Other animals you can find in the Bogotá wetlands.

Bogotá grass mouse – Neomicroxus bogotensis. Picture by iNaturalist

According to the iNaturalist platform, around 767 species of living beings have been found in the wetlands of Bogotá, including all animal, plant and fungi groups.

Among them we can highlight: the common carp (Cyprinus carpio) which was introduced, the endemic Green dotted treefrog (Dendropsophus molitor), the endemic Thickhead ground snake (Atractus crassicaudatus), the quase endemic guinea pig (Cavia aperea anolaimae), the Andean white-eared opossum (Didelphis pernigra), the Long-tailed weasel (Mustela frenata), the endemic Bogotá grass mouse or Bogotá akodont (Neomicroxus bogotensis), the Bogotá yellow-shouldered bat (Sturnira bogotensis), the Hoary bat (Aeorestes cinereus), the Red-tailed squirrel (Notosciurus granatensis), the Highland yellow-shouldered bat (Sturnira ludovici), the European rabbit (Oryctolagus cuniculus), and the Desert red bat (Lasiurus blossevillii), among others.


References

  • iNaturalist Website
  • Bogota Ornithological Association (ABO)
  • Bogotá Wetlands Foundation
  • News Agency Universidad Nacional de Colombia
  • Aves de la Sabana de Bogotá, guía de campo. Primera edición. Bogotá; ABO, CAR. Bogotá, Colombia. Asociación Bogotana de Ornitología.
  • Chaparro-Herrera, S., & Ochoa, D. (2015). Aves de los Humedales de Bogotá, Aportes para su Conservación. Asociación Bogotana de Ornitología-ABO-. Bogotá DC.
  • Rappole, J. H. 1995. The ecology of migrant birds: A Neotropical perspective. Wash., DC: Smithsonian Inst. Press.

About the author

Sara Colmenares
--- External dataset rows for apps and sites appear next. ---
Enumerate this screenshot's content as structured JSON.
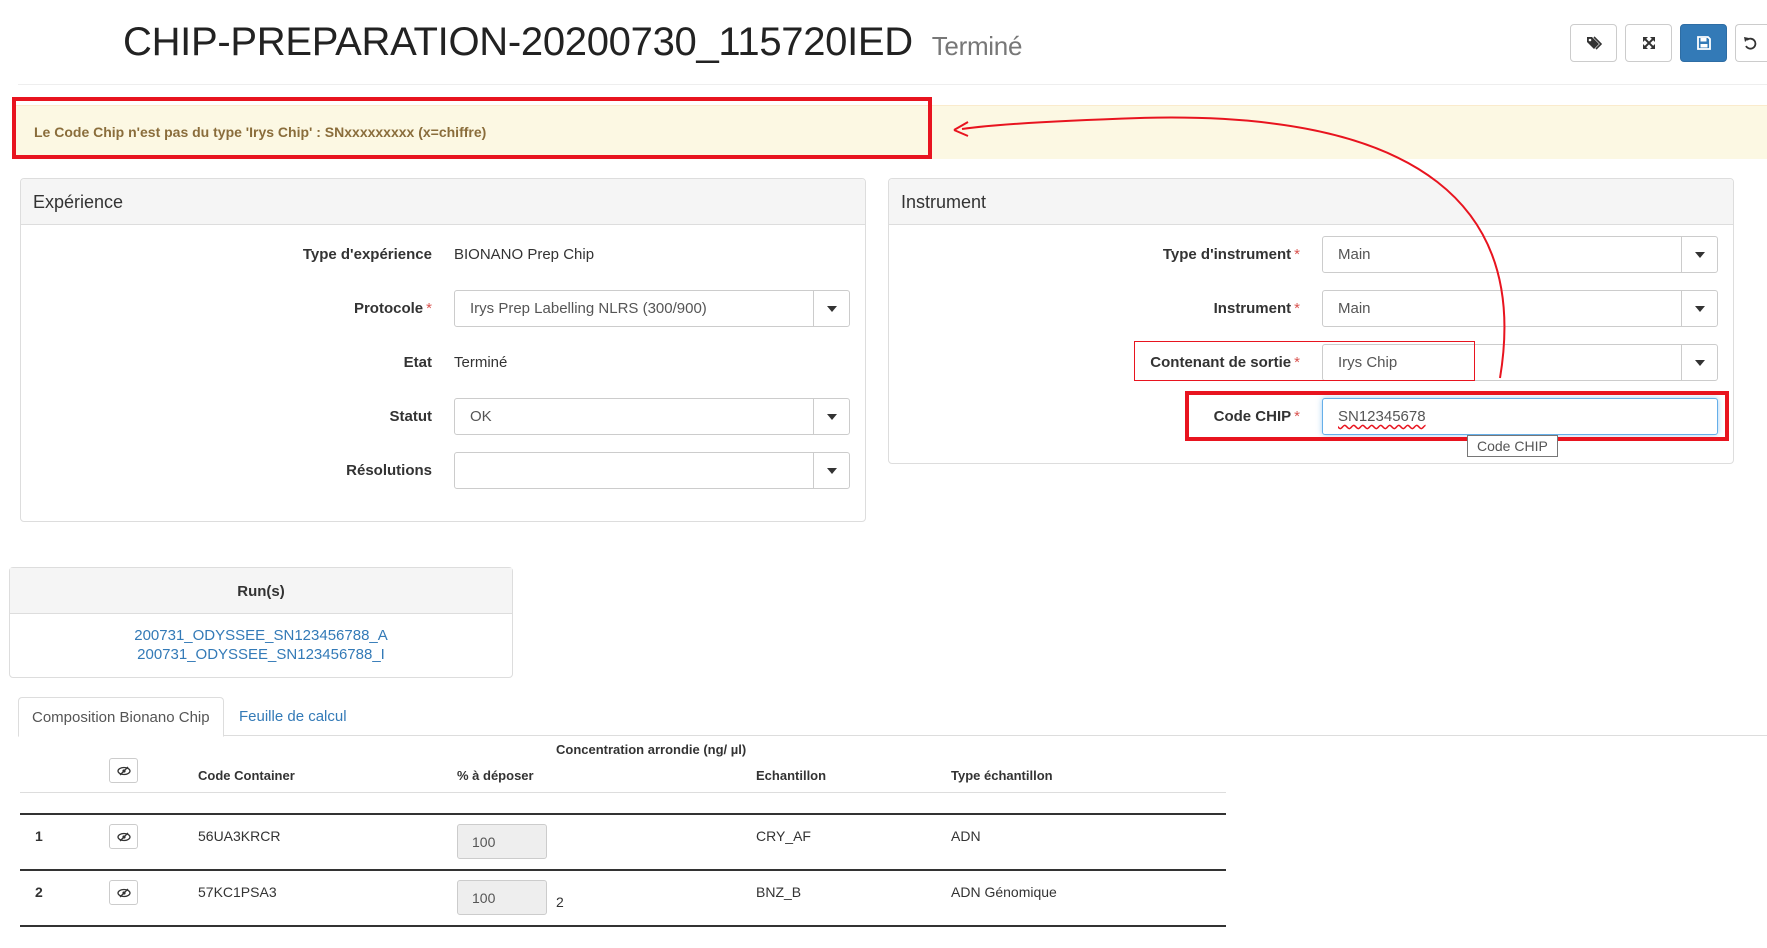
{
  "header": {
    "title": "CHIP-PREPARATION-20200730_115720IED",
    "state": "Terminé",
    "toolbar": [
      {
        "icon": "tags-icon"
      },
      {
        "icon": "fullscreen-icon"
      },
      {
        "icon": "save-icon"
      },
      {
        "icon": "undo-icon"
      }
    ]
  },
  "alert": {
    "message": "Le Code Chip n'est pas du type 'Irys Chip' : SNxxxxxxxxx (x=chiffre)"
  },
  "experience": {
    "heading": "Expérience",
    "type_label": "Type d'expérience",
    "type_value": "BIONANO Prep Chip",
    "protocol_label": "Protocole",
    "protocol_value": "Irys Prep Labelling NLRS (300/900)",
    "state_label": "Etat",
    "state_value": "Terminé",
    "status_label": "Statut",
    "status_value": "OK",
    "resolutions_label": "Résolutions",
    "resolutions_value": ""
  },
  "instrument": {
    "heading": "Instrument",
    "type_label": "Type d'instrument",
    "type_value": "Main",
    "instrument_label": "Instrument",
    "instrument_value": "Main",
    "container_label": "Contenant de sortie",
    "container_value": "Irys Chip",
    "chip_label": "Code CHIP",
    "chip_value": "SN12345678",
    "chip_tooltip": "Code CHIP"
  },
  "required_mark": "*",
  "runs": {
    "heading": "Run(s)",
    "links": [
      "200731_ODYSSEE_SN123456788_A",
      "200731_ODYSSEE_SN123456788_I"
    ]
  },
  "tabs": [
    {
      "label": "Composition Bionano Chip",
      "active": true
    },
    {
      "label": "Feuille de calcul",
      "active": false
    }
  ],
  "table": {
    "headers": {
      "code": "Code Container",
      "percent": "% à déposer",
      "concentration": "Concentration arrondie (ng/ µl)",
      "sample": "Echantillon",
      "sample_type": "Type échantillon"
    },
    "rows": [
      {
        "index": "1",
        "code": "56UA3KRCR",
        "percent": "100",
        "concentration": "",
        "sample": "CRY_AF",
        "sample_type": "ADN"
      },
      {
        "index": "2",
        "code": "57KC1PSA3",
        "percent": "100",
        "concentration": "2",
        "sample": "BNZ_B",
        "sample_type": "ADN Génomique"
      }
    ]
  },
  "colors": {
    "annotation": "#e8141f",
    "alert_bg": "#fcf8e3",
    "alert_text": "#8a6d3b",
    "link": "#337ab7",
    "primary": "#337ab7"
  }
}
Current director of Sula. Doctor in Biological Sciences. Her main interests are to explore and understand the organism – environment interactions, taking advantage of emerging knowledge for the management and conservation of species and ecosystem services. She is currently working as a consultant in functional ecology, ecosystem services and conservation projects in Colombia related to ecotourism and birdwatching.